Kimberley news … Two diamond drills are in constant operation at the Sullivan mine and extensive prospecting is being done on this and adjoining claims. The work is being done by the Diamond Drill Contracting Company of Spokane under the supervision of William A. Stone, a member of the firm.
Hospital visit … Mrs. Wills, accompanied by little Tommy, came to Cranbrook on Saturday. They visited little Hilda Wills, who has been in the hospital suffering from nervous trouble. The child is slightly improved and they hope she will be able to return home in another week.
Post office bell … Raworth Bros, have been trying out the striking of the new city clock as complaints were received that the bell could not be heard in all parts of the city. Two new levers have been placed and the clock is now striking much louder.
$1 Per dozen … The record price this season for strictly fresh eggs was reached last week when a local poultry man received $1 per dozen for eggs.
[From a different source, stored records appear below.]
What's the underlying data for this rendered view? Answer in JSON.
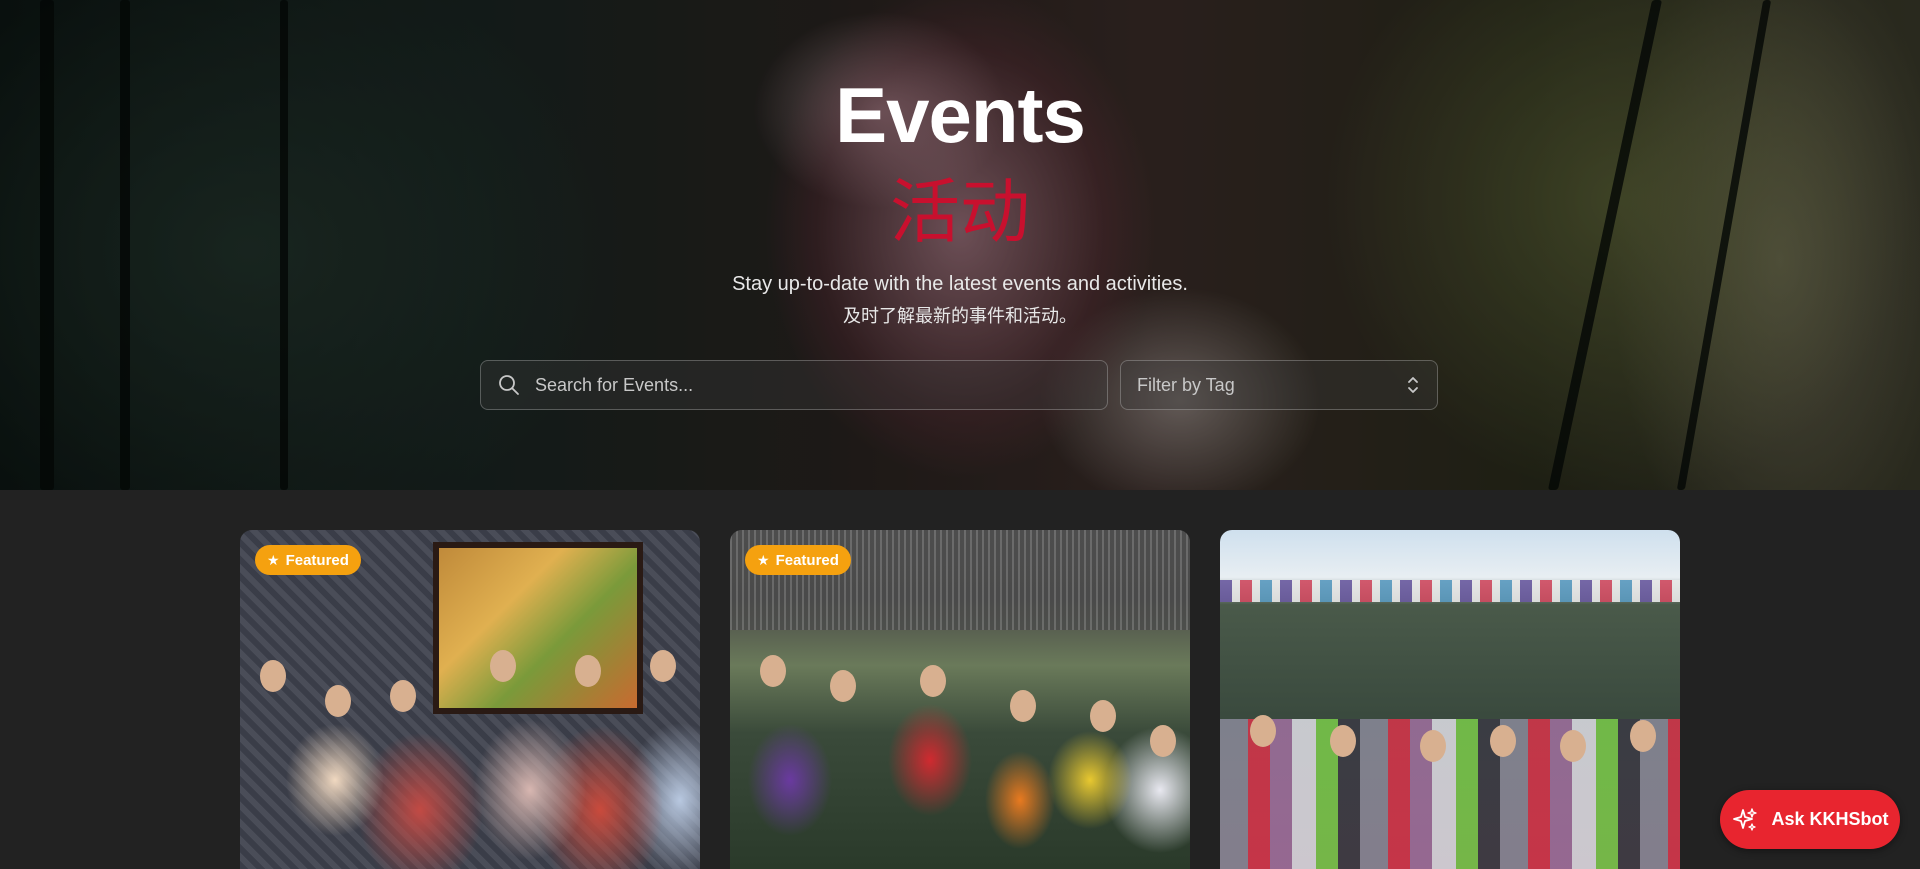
{
  "hero": {
    "title": "Events",
    "title_cn": "活动",
    "subtitle": "Stay up-to-date with the latest events and activities.",
    "subtitle_cn": "及时了解最新的事件和活动。"
  },
  "search": {
    "placeholder": "Search for Events...",
    "value": ""
  },
  "filter": {
    "label": "Filter by Tag"
  },
  "cards": [
    {
      "badge": "Featured",
      "featured": true
    },
    {
      "badge": "Featured",
      "featured": true
    },
    {
      "badge": "",
      "featured": false
    }
  ],
  "chat": {
    "label": "Ask KKHSbot"
  },
  "colors": {
    "accent_red": "#c8102e",
    "badge_orange": "#f5a10f",
    "chat_button": "#e8252f",
    "page_bg": "#222222"
  },
  "icons": {
    "search": "search-icon",
    "filter": "chevron-updown-icon",
    "badge": "star-icon",
    "chat": "sparkles-icon"
  }
}
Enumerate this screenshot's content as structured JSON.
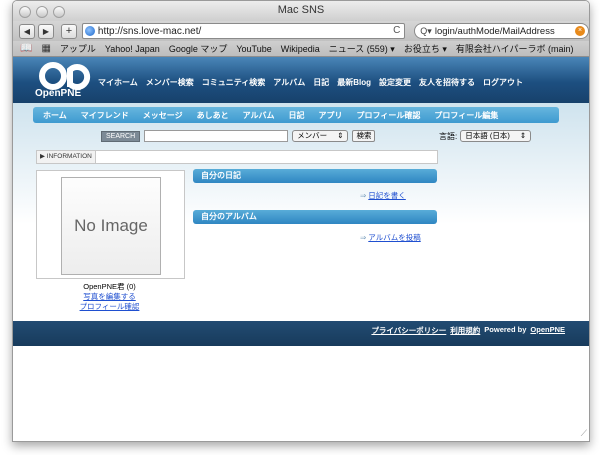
{
  "window": {
    "title": "Mac SNS"
  },
  "browser": {
    "back": "◀",
    "forward": "▶",
    "add": "+",
    "url": "http://sns.love-mac.net/",
    "reload": "C",
    "search_prefix": "Q▾",
    "search_text": "login/authMode/MailAddress",
    "search_clear": "×"
  },
  "bookmarks": [
    "アップル",
    "Yahoo! Japan",
    "Google マップ",
    "YouTube",
    "Wikipedia",
    "ニュース (559) ▾",
    "お役立ち ▾",
    "有限会社ハイパーラボ (main)"
  ],
  "site": {
    "logo_text": "OpenPNE",
    "main_nav": [
      "マイホーム",
      "メンバー検索",
      "コミュニティ検索",
      "アルバム",
      "日記",
      "最新Blog",
      "設定変更",
      "友人を招待する",
      "ログアウト"
    ],
    "sub_nav": [
      "ホーム",
      "マイフレンド",
      "メッセージ",
      "あしあと",
      "アルバム",
      "日記",
      "アプリ",
      "プロフィール確認",
      "プロフィール編集"
    ],
    "search": {
      "label": "SEARCH",
      "select_value": "メンバー",
      "select_arrow": "⇕",
      "button": "検索"
    },
    "language": {
      "label": "言語:",
      "value": "日本語 (日本)",
      "arrow": "⇕"
    },
    "information_tab": "▶ INFORMATION",
    "profile": {
      "image_text": "No Image",
      "name": "OpenPNE君 (0)",
      "edit_photo": "写真を編集する",
      "view_profile": "プロフィール確認"
    },
    "diary": {
      "title": "自分の日記",
      "link": "日記を書く"
    },
    "album": {
      "title": "自分のアルバム",
      "link": "アルバムを投稿"
    },
    "footer": {
      "privacy": "プライバシーポリシー",
      "terms": "利用規約",
      "powered": "Powered by",
      "openpne": "OpenPNE"
    }
  }
}
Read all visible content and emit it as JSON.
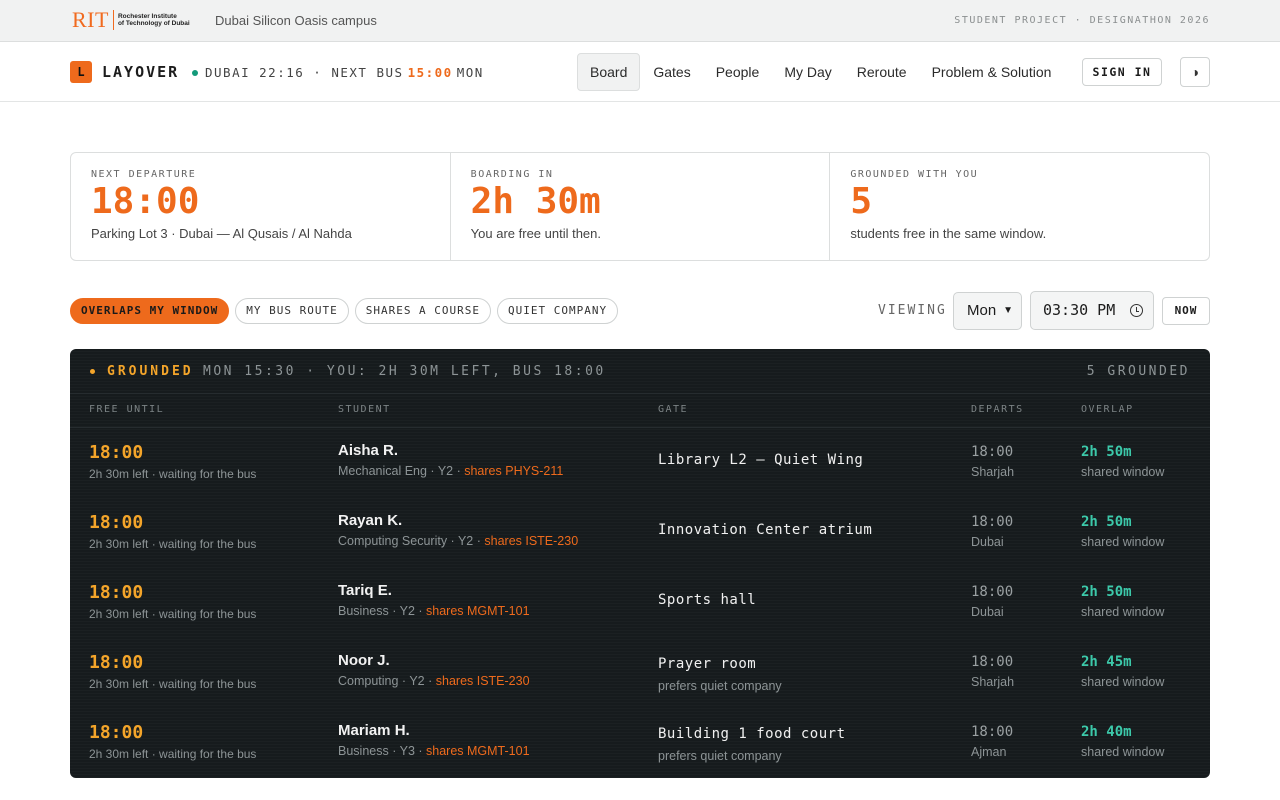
{
  "strip": {
    "logo_mark": "RIT",
    "logo_text_1": "Rochester Institute",
    "logo_text_2": "of Technology of Dubai",
    "campus": "Dubai Silicon Oasis campus",
    "right": "STUDENT PROJECT · DESIGNATHON 2026"
  },
  "nav": {
    "brand_letter": "L",
    "brand_name": "LAYOVER",
    "clock_prefix": "DUBAI 22:16 · NEXT BUS",
    "clock_bus": "15:00",
    "clock_suffix": "MON",
    "tabs": [
      "Board",
      "Gates",
      "People",
      "My Day",
      "Reroute",
      "Problem & Solution"
    ],
    "active_tab": "Board",
    "sign_in": "SIGN IN",
    "theme_icon": "◑"
  },
  "stats": [
    {
      "label": "NEXT DEPARTURE",
      "value": "18:00",
      "sub": "Parking Lot 3 · Dubai — Al Qusais / Al Nahda"
    },
    {
      "label": "BOARDING IN",
      "value": "2h 30m",
      "sub": "You are free until then."
    },
    {
      "label": "GROUNDED WITH YOU",
      "value": "5",
      "sub": "students free in the same window."
    }
  ],
  "filters": {
    "chips": [
      "OVERLAPS MY WINDOW",
      "MY BUS ROUTE",
      "SHARES A COURSE",
      "QUIET COMPANY"
    ],
    "viewing_label": "VIEWING",
    "day": "Mon",
    "time": "03:30 PM",
    "now": "NOW"
  },
  "board": {
    "title": "GROUNDED",
    "subtitle": "MON 15:30 · YOU: 2H 30M LEFT, BUS 18:00",
    "count": "5 GROUNDED",
    "columns": [
      "FREE UNTIL",
      "STUDENT",
      "GATE",
      "DEPARTS",
      "OVERLAP"
    ],
    "rows": [
      {
        "free_until": "18:00",
        "left": "2h 30m left · waiting for the bus",
        "name": "Aisha R.",
        "meta": "Mechanical Eng · Y2 ·",
        "shares": "shares PHYS-211",
        "gate": "Library L2 — Quiet Wing",
        "gate_note": "",
        "departs": "18:00",
        "city": "Sharjah",
        "overlap": "2h 50m",
        "overlap_sub": "shared window"
      },
      {
        "free_until": "18:00",
        "left": "2h 30m left · waiting for the bus",
        "name": "Rayan K.",
        "meta": "Computing Security · Y2 ·",
        "shares": "shares ISTE-230",
        "gate": "Innovation Center atrium",
        "gate_note": "",
        "departs": "18:00",
        "city": "Dubai",
        "overlap": "2h 50m",
        "overlap_sub": "shared window"
      },
      {
        "free_until": "18:00",
        "left": "2h 30m left · waiting for the bus",
        "name": "Tariq E.",
        "meta": "Business · Y2 ·",
        "shares": "shares MGMT-101",
        "gate": "Sports hall",
        "gate_note": "",
        "departs": "18:00",
        "city": "Dubai",
        "overlap": "2h 50m",
        "overlap_sub": "shared window"
      },
      {
        "free_until": "18:00",
        "left": "2h 30m left · waiting for the bus",
        "name": "Noor J.",
        "meta": "Computing · Y2 ·",
        "shares": "shares ISTE-230",
        "gate": "Prayer room",
        "gate_note": "prefers quiet company",
        "departs": "18:00",
        "city": "Sharjah",
        "overlap": "2h 45m",
        "overlap_sub": "shared window"
      },
      {
        "free_until": "18:00",
        "left": "2h 30m left · waiting for the bus",
        "name": "Mariam H.",
        "meta": "Business · Y3 ·",
        "shares": "shares MGMT-101",
        "gate": "Building 1 food court",
        "gate_note": "prefers quiet company",
        "departs": "18:00",
        "city": "Ajman",
        "overlap": "2h 40m",
        "overlap_sub": "shared window"
      }
    ]
  },
  "colors": {
    "accent": "#ee6a1c",
    "board_bg": "#161b1d",
    "amber": "#f4a52a",
    "teal": "#3cc9aa"
  }
}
With prices way up, local chicken men are endeavoring to make Biddy deliver up the much sought after hen fruit.
Kilby frames pictures … W. W. Kilby has again shown his confidence in the future of Cranbrook by purchasing the building on Armstrong Avenue, at present occupied by F. Russell and A. C. Blaine. He has been having the whole of the upstairs remodeled and fitted up, which he intends renting out for residence, the lower floors he will have made into stores and already he has had several applicants for these.
For sale … Half acre of land on St. Joseph’s Creek; 5 roomed house, well plastered and finished, good cellar, good pantry and roomy cupboards, water in kitchen, large sleeping porch and verandahs, 34 apple trees 4 years old next spring, currant and gooseberry bushes, pumping engine for watering lawn, and good outbuildings. $2,500.00; $1,000.00 cash, balance can be arranged. Apply T. E. South. Box 334, Cranbrook.
Athalmer news … Negotiations have been concluded and an agreement arrived at between J. L. McKay as owner of the Athalmer town site, and the chief engineer of the Canadian Pacific Railway, resulting in the final settlement of the right-of-way question and the location of the railway depot.
The line will traverse the Athalmer townsite immediately west of the football field, and follow the route of the original survey to the point where the grade is already completed.
The depot will be situated 267 yards south of the south limit of the Athalmer townsite, and the railway authorities will construct a public road from Athalmer to the station. Survey instruction for this purpose has been issued.
Negotiation between the owners of the Athalmer and Invermere townsites to determine the name of the station are pending.